Working as a teacher for almost 20 years and having a child of my own, I know that raising kids can’t be done alone, especially in those early years of a child’s life. I was fortunate to find a preschool next door to the middle school where I taught and to see how my son thrived in a safe, loving environment where he developed the necessary skills to prepare for him for kindergarten and beyond.
Unfortunately, the rising costs of child care, housing, health care and other living costs mean many children and families in Alameda County are missing out on the quality child care and early education that are critical to toddler, student and family well-being. Just 44% of Alameda County’s children are entering kindergarten ready for school. Many families are spending more on childcare than the cost of college tuition. And more than 7,000 children in our county are waiting for a spot in a safe, affordable, child care and early education program.
The child care and early education crisis has teachers across Berkeley alarmed and ready to take action. We know access to quality early education is vital in the first five years of a child’s life when 90% of brain development occurs. We see how children who miss out on those early foundational years of development and learning struggle in the classroom. The equity gaps that start early only widen in our education system.
Educators also witness firsthand how access to quality child care allows parents to find stable jobs that make it possible for them to be more involved in their child’s education and development. As many parents are spending 25% of their incomes on childcare and struggling to make ends meet, it creates stress for the whole family and for many of our students.
This is why I support Measure A, and why the Berkeley Federation of Teachers has endorsed this June 5 measure that will expand access to childcare and pre-school for low and middle-income families across the county. Measure A is projected to generate $140 million per year to help us enroll thousands of children ages 0 – 5 in child care and preschool. It will enhance early education programs to meet unique needs of communities and address socio-economic disparities. It will also help us retain and recruit the quality childcare workers we need to educate our children and help these professionals live, work, and serve in our community.
My child may long be out of those 0-5 years but as I think about another school year wrapping up and the many Alameda County toddlers who could be transitioning into preschool, pre-K or kindergarten in the coming months, I know we must work together to ensure they get the best start on their educational paths.

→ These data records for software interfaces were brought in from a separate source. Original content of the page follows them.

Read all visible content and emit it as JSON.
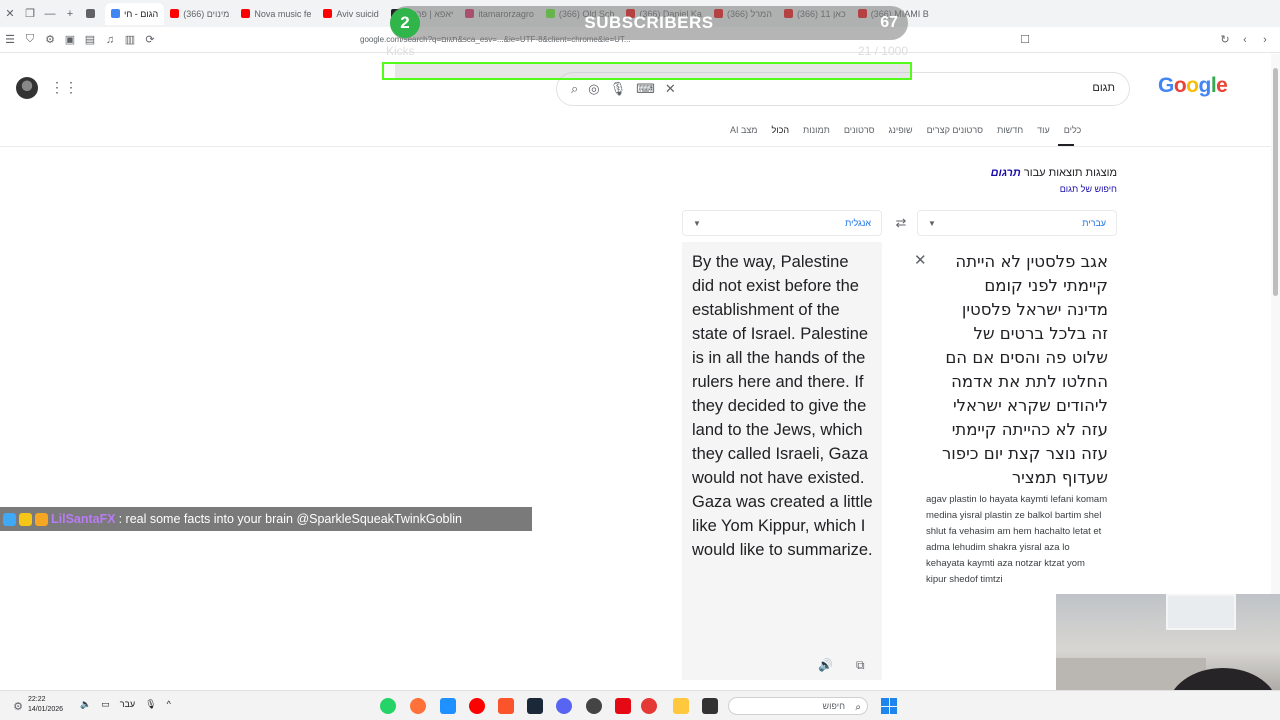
{
  "browser": {
    "tabs": [
      {
        "label": "",
        "color": "#5f6368"
      },
      {
        "label": "הגום - חי",
        "color": "#4285f4",
        "active": true
      },
      {
        "label": "(366) מינוים",
        "color": "#ff0000"
      },
      {
        "label": "Nova music fe",
        "color": "#ff0000"
      },
      {
        "label": "Aviv suicid",
        "color": "#ff0000"
      },
      {
        "label": "יאפא | פרק 7",
        "color": "#202124"
      },
      {
        "label": "itamarorzagro",
        "color": "#e91e63"
      },
      {
        "label": "(366) Old Sch",
        "color": "#53fc18"
      },
      {
        "label": "(366) Daniel Ka",
        "color": "#ff0000"
      },
      {
        "label": "(366) המרל",
        "color": "#ff0000"
      },
      {
        "label": "(366) כאן 11",
        "color": "#ff0000"
      },
      {
        "label": "(366) MIAMI B",
        "color": "#ff0000"
      }
    ],
    "url": "google.com/search?q=תגום&sca_esv=...&ie=UTF-8&client=chrome&ie=UT..."
  },
  "overlay": {
    "subscriber_count": "2",
    "subscriber_label": "SUBSCRIBERS",
    "subscriber_goal": "67",
    "kicks_label": "Kicks",
    "kicks_count": "21 / 1000",
    "kicks_progress": 0.021
  },
  "google": {
    "logo": [
      "G",
      "o",
      "o",
      "g",
      "l",
      "e"
    ],
    "query": "תגום",
    "nav_tabs": [
      "מצב AI",
      "הכול",
      "תמונות",
      "סרטונים",
      "שופינג",
      "סרטונים קצרים",
      "חדשות",
      "עוד",
      "כלים"
    ],
    "active_tab": "הכול",
    "results_for_prefix": "מוצגות תוצאות עבור ",
    "results_for_term": "תרגום",
    "search_instead": "חיפוש של תגום"
  },
  "translate": {
    "source_lang": "עברית",
    "target_lang": "אנגלית",
    "source_lines": [
      "אגב פלסטין לא הייתה",
      "קיימתי לפני קומם",
      "מדינה ישראל פלסטין",
      "זה בלכל ברטים של",
      "שלוט פה והסים אם הם",
      "החלטו לתת את אדמה",
      "ליהודים שקרא ישראלי",
      "עזה לא כהייתה קיימתי",
      "עזה נוצר קצת יום כיפור",
      "שעדוף תמציר"
    ],
    "transliteration": "agav plastin lo hayata kaymti lefani komam medina yisral plastin ze balkol bartim shel shlut fa vehasim am hem hachalto letat et adma lehudim shakra yisral aza lo kehayata kaymti aza notzar ktzat yom kipur shedof timtzi",
    "output_text": "By the way, Palestine did not exist before the establishment of the state of Israel. Palestine is in all the hands of the rulers here and there. If they decided to give the land to the Jews, which they called Israeli, Gaza would not have existed. Gaza was created a little like Yom Kippur, which I would like to summarize."
  },
  "chat": {
    "username": "LilSantaFX",
    "message": ": real some facts into your brain @SparkleSqueakTwinkGoblin"
  },
  "taskbar": {
    "time": "22:22",
    "date": "14/01/2026",
    "lang": "עבר",
    "search_placeholder": "חיפוש"
  },
  "colors": {
    "google_blue": "#4285f4",
    "google_red": "#ea4335",
    "google_yellow": "#fbbc05",
    "google_green": "#34a853",
    "kick_green": "#53fc18",
    "link_blue": "#1a0dab"
  }
}
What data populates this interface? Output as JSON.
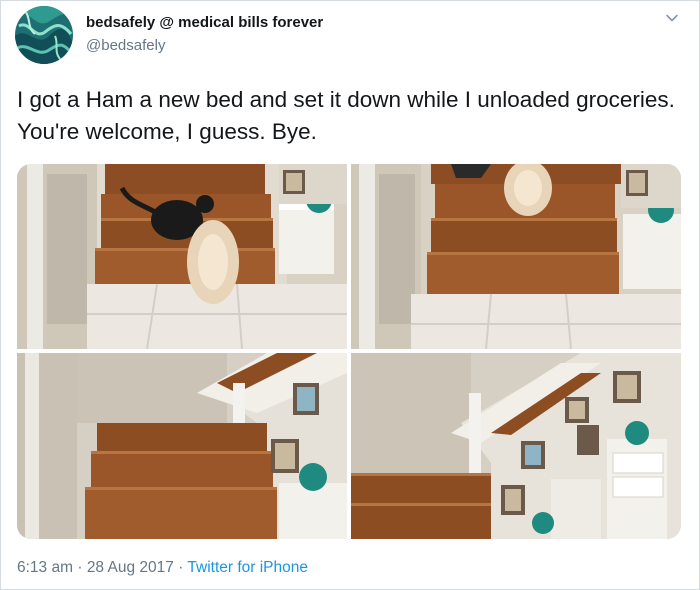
{
  "tweet": {
    "display_name": "bedsafely @ medical bills forever",
    "handle": "@bedsafely",
    "text": "I got a Ham a new bed and set it down while I unloaded groceries. You're welcome, I guess. Bye.",
    "time": "6:13 am",
    "separator": "·",
    "date": "28 Aug 2017",
    "source": "Twitter for iPhone"
  },
  "icons": {
    "menu": "chevron-down-icon",
    "avatar": "teal-swirl-avatar"
  },
  "colors": {
    "link": "#1b95e0",
    "muted": "#657786",
    "text": "#14171a"
  }
}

Let’s invest in our children, our community and education system now. We can do this by voting YES on Measure A and ensuring all children have access to safe, quality child care and early education.